** Supplied entries follows **

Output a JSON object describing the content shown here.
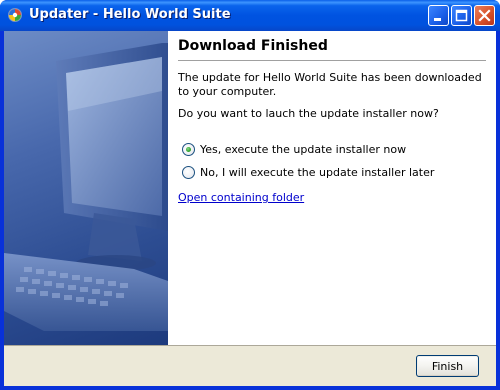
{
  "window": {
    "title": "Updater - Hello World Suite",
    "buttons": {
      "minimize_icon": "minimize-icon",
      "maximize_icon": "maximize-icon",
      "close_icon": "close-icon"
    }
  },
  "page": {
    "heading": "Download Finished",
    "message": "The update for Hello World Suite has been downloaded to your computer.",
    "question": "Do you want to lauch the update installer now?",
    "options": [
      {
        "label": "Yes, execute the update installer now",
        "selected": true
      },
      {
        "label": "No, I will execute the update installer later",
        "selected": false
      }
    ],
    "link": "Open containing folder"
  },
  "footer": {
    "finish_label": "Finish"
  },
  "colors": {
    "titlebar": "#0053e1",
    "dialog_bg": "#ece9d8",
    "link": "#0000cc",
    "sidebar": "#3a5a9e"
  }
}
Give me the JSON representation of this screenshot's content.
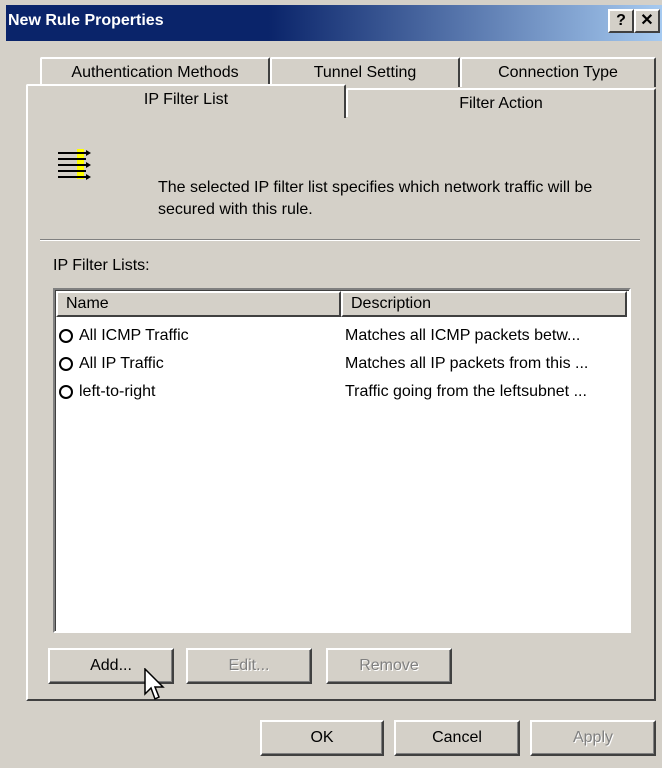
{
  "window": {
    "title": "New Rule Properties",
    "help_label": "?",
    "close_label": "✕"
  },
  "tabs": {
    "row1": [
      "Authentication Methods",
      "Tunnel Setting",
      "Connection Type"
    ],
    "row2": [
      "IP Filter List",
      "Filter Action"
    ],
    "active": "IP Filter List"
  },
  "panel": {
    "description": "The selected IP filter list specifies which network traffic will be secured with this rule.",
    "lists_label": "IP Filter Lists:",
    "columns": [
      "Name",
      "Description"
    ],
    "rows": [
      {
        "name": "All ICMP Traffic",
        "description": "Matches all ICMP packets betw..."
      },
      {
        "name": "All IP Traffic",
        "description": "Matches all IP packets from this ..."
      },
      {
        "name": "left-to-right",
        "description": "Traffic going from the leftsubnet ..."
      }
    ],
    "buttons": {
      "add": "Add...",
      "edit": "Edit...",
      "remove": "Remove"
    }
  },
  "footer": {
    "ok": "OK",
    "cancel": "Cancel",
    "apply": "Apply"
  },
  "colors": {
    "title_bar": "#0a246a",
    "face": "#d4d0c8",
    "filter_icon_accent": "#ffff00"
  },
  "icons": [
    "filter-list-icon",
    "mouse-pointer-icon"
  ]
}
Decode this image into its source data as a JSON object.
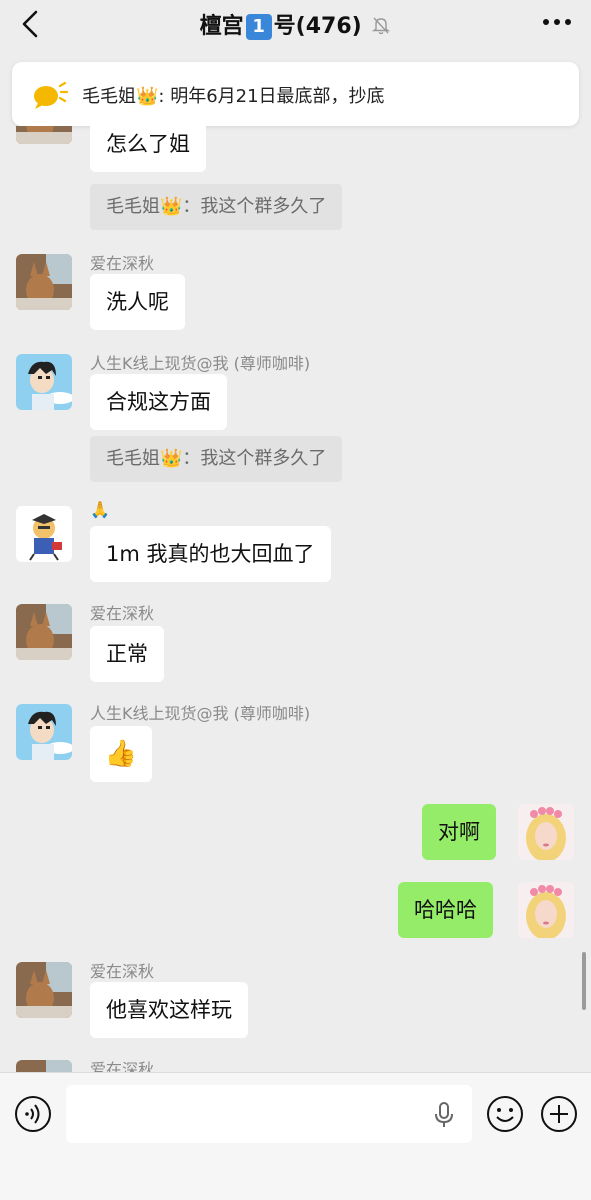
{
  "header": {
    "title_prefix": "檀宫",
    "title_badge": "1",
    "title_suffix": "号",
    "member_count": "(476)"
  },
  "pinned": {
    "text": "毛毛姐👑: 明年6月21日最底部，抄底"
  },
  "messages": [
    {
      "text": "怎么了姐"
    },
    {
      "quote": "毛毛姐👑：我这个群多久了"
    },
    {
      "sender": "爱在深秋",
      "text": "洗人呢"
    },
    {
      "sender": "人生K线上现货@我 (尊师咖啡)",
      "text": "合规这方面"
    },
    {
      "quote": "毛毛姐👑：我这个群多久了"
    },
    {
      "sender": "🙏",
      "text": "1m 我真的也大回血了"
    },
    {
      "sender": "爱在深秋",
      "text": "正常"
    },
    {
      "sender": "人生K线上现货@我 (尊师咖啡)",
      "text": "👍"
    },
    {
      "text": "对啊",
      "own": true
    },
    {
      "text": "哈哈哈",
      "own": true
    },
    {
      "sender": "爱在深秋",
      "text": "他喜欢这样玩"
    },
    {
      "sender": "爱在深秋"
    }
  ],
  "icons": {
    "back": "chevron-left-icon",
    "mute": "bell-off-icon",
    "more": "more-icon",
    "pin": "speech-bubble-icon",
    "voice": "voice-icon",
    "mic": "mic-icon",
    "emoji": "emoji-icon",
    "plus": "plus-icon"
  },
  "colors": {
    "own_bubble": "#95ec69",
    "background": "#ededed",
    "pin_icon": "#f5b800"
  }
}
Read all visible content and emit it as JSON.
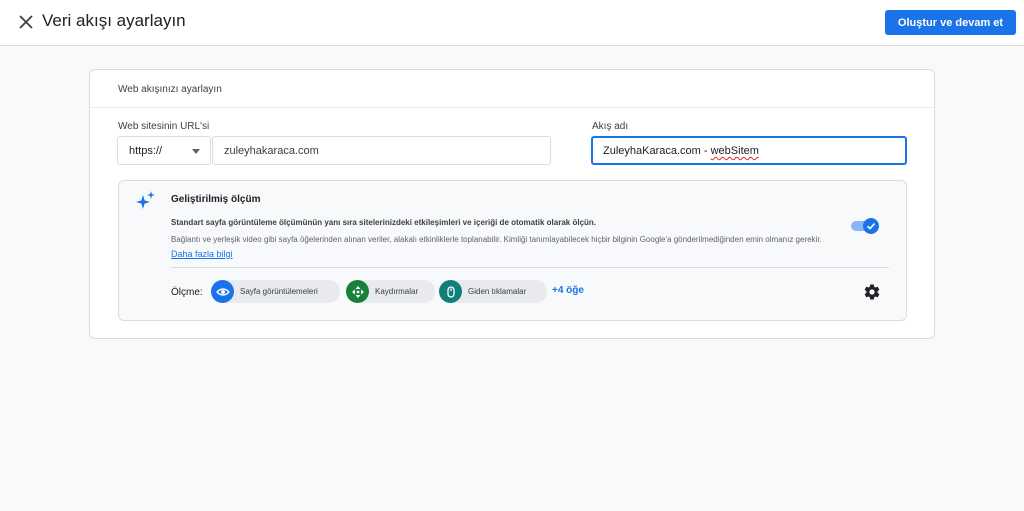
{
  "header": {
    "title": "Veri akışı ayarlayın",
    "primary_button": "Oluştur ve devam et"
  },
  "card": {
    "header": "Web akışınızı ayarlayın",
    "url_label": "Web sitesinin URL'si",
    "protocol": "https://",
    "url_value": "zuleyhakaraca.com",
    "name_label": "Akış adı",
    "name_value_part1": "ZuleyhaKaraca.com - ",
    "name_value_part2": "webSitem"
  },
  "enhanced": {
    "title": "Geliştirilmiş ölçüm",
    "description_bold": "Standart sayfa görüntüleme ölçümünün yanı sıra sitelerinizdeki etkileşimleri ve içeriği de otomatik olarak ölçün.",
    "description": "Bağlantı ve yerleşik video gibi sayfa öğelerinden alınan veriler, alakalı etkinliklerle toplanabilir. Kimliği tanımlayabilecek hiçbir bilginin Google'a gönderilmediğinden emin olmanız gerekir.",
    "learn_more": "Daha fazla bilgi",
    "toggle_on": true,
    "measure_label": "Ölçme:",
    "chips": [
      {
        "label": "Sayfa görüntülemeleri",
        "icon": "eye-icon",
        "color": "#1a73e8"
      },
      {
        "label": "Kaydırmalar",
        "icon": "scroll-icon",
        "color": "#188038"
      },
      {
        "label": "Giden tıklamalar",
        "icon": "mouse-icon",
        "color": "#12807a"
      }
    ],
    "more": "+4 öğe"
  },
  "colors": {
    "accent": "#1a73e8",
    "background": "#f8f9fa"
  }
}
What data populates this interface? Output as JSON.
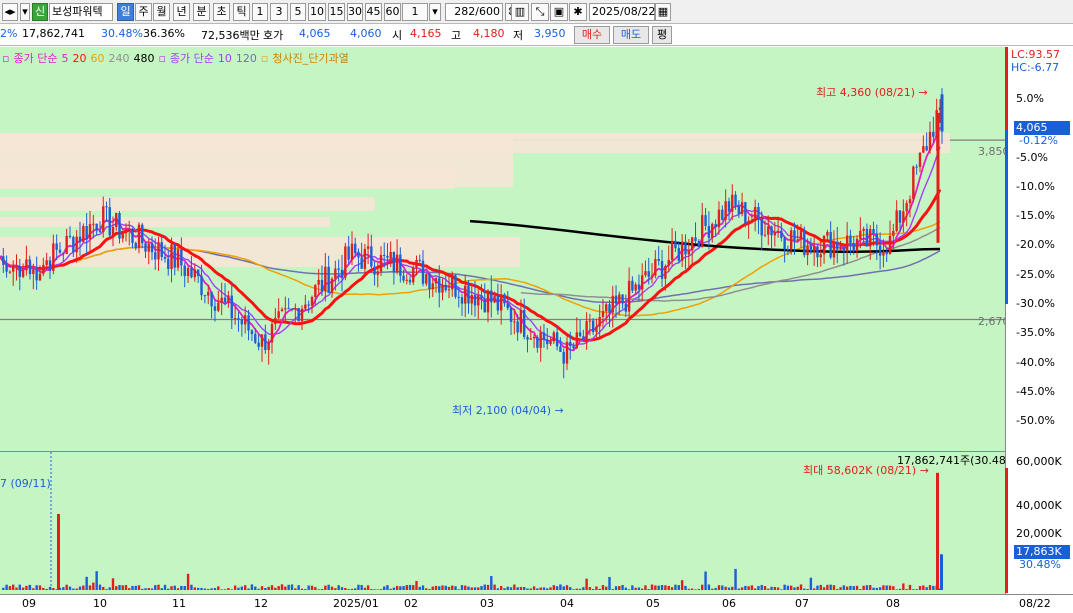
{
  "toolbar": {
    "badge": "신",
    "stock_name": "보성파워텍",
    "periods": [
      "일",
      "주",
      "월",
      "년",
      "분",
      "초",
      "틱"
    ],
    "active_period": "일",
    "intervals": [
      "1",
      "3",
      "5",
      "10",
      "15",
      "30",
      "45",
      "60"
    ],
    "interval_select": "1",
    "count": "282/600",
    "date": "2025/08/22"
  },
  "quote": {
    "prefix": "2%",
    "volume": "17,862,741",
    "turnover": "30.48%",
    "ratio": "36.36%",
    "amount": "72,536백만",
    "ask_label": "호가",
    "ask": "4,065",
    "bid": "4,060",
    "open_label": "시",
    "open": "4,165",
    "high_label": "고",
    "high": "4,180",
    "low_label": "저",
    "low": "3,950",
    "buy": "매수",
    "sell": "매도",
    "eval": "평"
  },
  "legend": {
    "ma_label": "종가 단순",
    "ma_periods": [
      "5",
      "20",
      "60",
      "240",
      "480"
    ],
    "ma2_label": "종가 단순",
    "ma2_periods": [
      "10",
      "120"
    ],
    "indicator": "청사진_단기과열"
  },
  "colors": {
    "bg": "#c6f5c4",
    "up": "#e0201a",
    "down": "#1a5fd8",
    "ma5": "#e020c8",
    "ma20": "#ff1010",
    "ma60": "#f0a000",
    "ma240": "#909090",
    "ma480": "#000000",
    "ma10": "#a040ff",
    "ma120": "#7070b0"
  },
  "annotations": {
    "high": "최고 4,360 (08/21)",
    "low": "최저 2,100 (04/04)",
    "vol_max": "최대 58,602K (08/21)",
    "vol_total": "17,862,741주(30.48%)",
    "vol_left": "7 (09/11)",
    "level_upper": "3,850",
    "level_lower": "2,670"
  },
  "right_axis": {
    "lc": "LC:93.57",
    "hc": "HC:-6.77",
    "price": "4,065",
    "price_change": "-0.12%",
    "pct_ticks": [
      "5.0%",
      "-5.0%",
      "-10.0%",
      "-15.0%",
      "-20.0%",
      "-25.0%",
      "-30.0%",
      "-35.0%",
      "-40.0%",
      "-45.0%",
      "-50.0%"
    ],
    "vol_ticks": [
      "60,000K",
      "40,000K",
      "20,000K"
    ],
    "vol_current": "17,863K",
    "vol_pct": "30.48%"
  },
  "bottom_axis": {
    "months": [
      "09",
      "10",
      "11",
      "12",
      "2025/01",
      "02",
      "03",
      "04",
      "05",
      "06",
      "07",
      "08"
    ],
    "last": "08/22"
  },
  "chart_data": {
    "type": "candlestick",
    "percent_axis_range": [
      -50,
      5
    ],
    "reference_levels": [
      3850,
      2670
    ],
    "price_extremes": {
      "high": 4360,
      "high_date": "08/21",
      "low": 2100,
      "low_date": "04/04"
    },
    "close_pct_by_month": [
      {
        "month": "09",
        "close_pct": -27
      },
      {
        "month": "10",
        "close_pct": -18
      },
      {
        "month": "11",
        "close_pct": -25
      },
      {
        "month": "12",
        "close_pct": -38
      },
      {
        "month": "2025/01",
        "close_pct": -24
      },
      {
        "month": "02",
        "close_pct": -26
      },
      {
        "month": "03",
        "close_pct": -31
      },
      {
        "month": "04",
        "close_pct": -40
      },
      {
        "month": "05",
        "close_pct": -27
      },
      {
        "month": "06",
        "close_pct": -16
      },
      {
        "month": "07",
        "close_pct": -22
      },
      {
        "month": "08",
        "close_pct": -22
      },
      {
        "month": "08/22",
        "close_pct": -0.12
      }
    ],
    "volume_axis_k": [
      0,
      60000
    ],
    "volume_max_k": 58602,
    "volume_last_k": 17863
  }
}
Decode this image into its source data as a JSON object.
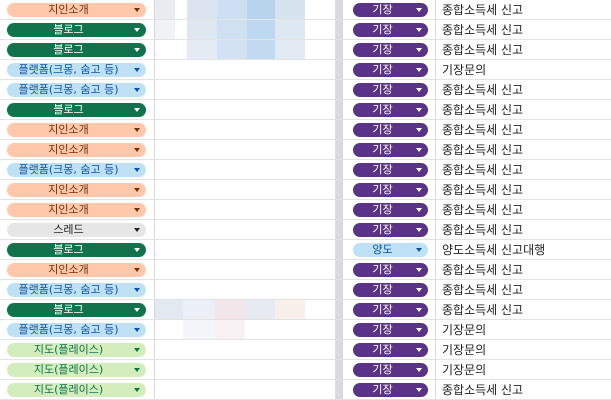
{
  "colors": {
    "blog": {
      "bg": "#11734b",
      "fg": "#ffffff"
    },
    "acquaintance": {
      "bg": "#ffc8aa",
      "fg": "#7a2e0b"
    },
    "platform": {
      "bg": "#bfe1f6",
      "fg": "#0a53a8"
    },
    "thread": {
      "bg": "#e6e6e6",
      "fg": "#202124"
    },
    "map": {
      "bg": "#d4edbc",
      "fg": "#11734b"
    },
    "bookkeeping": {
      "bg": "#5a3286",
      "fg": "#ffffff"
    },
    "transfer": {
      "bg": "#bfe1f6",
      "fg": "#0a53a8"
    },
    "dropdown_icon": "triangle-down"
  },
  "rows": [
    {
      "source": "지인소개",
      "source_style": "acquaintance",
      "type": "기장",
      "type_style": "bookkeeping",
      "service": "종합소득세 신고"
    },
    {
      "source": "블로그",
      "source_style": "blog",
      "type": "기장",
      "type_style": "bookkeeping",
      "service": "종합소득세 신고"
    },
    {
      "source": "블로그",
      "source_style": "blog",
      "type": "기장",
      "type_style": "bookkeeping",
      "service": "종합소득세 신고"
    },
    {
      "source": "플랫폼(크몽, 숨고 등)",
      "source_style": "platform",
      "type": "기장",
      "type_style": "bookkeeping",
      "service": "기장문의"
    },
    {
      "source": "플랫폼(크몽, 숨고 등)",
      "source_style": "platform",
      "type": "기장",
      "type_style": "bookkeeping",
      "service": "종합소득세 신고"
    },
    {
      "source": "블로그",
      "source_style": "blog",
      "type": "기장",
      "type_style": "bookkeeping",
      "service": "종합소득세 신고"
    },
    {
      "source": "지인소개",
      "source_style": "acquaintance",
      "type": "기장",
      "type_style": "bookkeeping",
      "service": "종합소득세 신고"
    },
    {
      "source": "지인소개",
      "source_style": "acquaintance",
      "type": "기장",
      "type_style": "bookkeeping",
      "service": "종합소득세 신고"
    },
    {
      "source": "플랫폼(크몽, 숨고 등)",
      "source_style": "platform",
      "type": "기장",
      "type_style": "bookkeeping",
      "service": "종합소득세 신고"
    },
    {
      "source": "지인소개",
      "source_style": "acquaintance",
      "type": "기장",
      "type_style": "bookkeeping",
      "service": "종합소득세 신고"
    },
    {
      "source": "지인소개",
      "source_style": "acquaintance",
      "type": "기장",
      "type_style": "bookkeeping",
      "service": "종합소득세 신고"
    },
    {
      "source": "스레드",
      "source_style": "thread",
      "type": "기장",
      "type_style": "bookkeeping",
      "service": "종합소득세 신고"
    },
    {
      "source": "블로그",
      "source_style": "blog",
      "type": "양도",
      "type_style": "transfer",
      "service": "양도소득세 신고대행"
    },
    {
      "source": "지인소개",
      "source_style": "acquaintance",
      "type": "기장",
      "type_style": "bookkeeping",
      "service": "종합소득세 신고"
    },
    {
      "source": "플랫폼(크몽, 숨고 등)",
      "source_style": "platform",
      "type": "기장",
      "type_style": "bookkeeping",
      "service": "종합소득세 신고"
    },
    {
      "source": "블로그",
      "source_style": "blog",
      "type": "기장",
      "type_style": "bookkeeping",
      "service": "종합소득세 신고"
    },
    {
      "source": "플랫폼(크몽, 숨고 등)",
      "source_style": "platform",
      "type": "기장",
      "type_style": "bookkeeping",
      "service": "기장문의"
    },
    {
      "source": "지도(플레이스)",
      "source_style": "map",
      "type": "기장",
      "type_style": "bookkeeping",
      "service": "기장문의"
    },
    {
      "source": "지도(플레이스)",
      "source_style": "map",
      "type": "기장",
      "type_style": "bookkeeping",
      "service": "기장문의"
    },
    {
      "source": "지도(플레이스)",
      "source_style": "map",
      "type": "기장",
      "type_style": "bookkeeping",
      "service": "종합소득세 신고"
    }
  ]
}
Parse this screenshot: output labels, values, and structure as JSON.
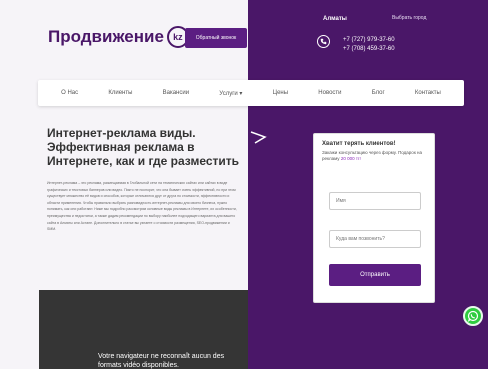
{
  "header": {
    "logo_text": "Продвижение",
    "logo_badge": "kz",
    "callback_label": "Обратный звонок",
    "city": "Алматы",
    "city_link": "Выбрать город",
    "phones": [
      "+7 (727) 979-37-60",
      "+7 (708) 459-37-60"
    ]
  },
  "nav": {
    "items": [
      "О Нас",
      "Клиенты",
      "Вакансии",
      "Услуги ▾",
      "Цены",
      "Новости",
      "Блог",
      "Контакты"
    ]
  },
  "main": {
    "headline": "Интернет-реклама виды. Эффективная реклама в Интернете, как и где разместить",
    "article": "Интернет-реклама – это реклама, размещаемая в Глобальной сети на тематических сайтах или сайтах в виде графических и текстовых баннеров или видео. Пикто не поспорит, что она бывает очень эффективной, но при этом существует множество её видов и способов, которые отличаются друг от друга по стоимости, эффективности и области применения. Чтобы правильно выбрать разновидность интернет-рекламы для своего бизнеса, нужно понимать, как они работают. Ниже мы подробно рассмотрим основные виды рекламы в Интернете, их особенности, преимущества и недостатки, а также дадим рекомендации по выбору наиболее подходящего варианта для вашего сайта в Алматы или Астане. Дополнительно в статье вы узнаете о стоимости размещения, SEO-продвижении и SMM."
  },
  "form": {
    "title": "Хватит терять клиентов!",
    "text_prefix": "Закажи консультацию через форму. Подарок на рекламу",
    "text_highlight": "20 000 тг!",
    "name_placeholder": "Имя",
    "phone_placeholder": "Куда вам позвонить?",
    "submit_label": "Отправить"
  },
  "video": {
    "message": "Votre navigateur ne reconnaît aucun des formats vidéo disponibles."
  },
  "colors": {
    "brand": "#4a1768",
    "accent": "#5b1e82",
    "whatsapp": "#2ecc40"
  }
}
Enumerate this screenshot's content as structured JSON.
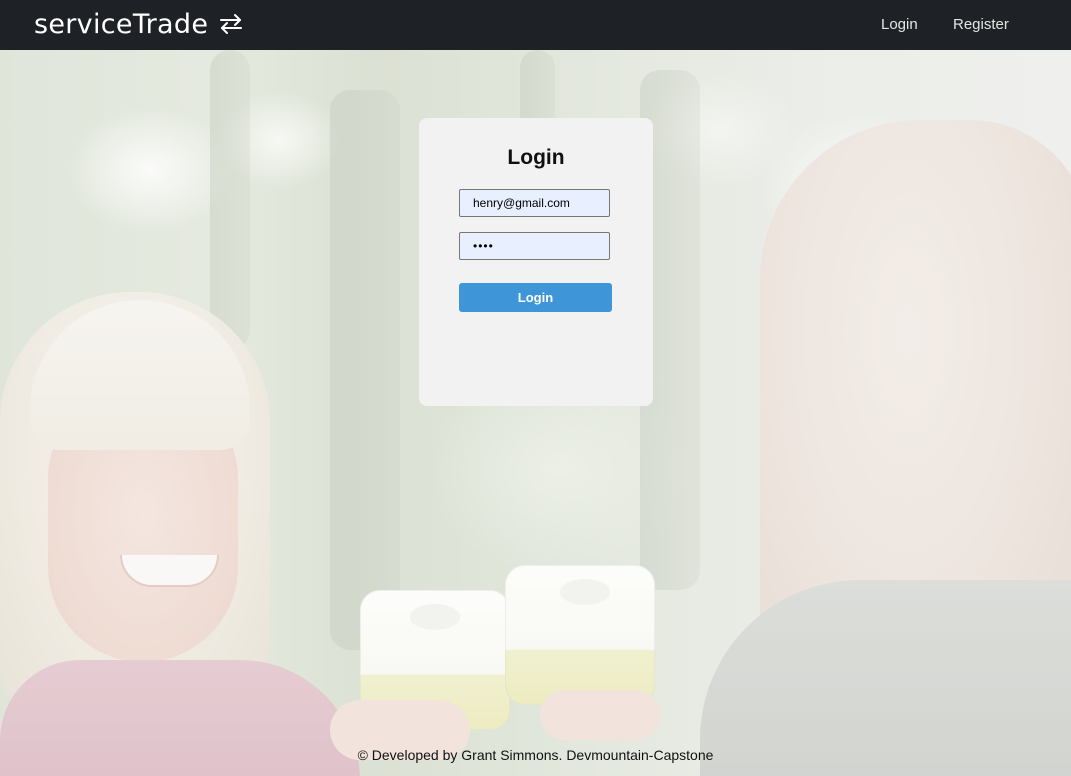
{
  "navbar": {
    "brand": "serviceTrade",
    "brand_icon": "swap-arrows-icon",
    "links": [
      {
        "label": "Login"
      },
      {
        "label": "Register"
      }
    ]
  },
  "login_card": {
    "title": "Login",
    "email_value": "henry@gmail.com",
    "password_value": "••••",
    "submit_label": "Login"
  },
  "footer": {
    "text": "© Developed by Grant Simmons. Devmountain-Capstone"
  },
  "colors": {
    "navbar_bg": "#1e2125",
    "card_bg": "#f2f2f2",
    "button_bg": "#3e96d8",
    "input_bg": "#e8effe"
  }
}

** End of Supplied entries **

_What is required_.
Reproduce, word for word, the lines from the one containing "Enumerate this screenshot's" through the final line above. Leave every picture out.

_Finished task_.
Enumerate this screenshot's content as structured JSON.
{
  "navbar": {
    "brand": "serviceTrade",
    "brand_icon": "swap-arrows-icon",
    "links": [
      {
        "label": "Login"
      },
      {
        "label": "Register"
      }
    ]
  },
  "login_card": {
    "title": "Login",
    "email_value": "henry@gmail.com",
    "password_value": "••••",
    "submit_label": "Login"
  },
  "footer": {
    "text": "© Developed by Grant Simmons. Devmountain-Capstone"
  },
  "colors": {
    "navbar_bg": "#1e2125",
    "card_bg": "#f2f2f2",
    "button_bg": "#3e96d8",
    "input_bg": "#e8effe"
  }
}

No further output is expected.